Data records for software interfaces:
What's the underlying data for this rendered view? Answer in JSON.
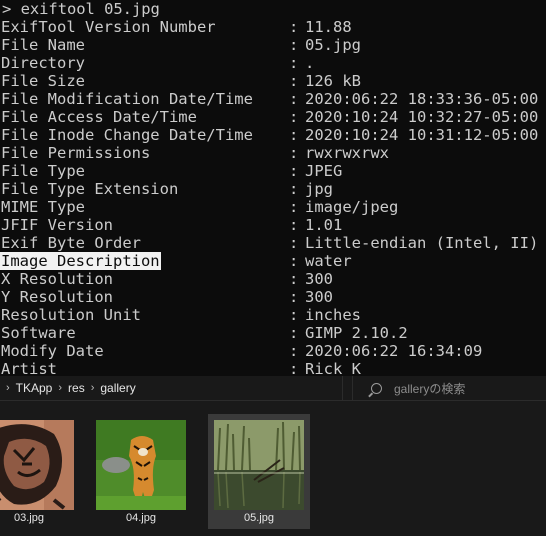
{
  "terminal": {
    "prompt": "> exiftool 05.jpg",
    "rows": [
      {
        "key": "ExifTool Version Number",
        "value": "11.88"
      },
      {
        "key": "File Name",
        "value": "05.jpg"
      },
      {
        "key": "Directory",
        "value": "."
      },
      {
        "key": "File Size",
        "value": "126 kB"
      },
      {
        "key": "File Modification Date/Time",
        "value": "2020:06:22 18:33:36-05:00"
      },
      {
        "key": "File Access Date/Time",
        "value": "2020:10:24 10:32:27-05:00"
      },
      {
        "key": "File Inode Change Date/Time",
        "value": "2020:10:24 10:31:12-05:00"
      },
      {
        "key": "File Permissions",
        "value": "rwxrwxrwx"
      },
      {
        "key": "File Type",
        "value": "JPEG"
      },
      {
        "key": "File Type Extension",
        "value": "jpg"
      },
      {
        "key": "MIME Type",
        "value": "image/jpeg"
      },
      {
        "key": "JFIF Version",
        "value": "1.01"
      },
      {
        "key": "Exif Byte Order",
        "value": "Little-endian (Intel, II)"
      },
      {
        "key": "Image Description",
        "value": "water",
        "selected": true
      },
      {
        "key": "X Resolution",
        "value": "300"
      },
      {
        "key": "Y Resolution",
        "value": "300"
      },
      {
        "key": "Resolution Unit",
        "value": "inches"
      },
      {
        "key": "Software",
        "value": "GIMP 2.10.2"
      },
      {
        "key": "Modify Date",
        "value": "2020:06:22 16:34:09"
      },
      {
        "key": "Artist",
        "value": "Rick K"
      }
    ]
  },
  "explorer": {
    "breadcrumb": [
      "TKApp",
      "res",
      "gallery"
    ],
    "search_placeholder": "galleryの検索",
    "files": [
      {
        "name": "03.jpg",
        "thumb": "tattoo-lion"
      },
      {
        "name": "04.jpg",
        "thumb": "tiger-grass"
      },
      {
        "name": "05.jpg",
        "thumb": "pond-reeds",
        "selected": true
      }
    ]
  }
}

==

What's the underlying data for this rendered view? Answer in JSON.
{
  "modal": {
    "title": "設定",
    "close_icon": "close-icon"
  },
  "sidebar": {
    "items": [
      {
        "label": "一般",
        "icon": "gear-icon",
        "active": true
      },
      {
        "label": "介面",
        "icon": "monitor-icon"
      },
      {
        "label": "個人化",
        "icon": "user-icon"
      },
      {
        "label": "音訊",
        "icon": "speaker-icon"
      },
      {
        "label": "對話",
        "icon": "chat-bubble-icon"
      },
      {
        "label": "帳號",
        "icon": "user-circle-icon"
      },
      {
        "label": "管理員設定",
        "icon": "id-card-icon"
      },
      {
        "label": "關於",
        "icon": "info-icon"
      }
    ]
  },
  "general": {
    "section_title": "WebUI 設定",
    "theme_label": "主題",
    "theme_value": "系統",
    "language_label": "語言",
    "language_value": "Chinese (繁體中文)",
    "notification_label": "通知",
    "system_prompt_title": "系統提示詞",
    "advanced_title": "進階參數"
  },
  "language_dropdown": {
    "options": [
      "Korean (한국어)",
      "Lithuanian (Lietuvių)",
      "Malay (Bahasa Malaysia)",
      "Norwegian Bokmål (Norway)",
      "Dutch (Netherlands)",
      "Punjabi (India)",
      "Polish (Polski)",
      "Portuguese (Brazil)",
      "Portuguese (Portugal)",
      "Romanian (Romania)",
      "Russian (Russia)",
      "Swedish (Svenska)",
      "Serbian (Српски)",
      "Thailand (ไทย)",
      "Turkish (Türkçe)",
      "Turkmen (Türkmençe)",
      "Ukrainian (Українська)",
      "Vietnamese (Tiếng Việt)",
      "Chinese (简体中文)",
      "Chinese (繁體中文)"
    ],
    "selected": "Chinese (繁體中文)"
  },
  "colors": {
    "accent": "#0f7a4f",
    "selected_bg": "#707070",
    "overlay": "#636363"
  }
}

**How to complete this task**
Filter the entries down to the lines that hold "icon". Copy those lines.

**Solution to this problem**
    "close_icon": "close-icon"
        "icon": "gear-icon",
        "icon": "monitor-icon"
        "icon": "user-icon"
        "icon": "speaker-icon"
        "icon": "chat-bubble-icon"
        "icon": "user-circle-icon"
        "icon": "id-card-icon"
        "icon": "info-icon"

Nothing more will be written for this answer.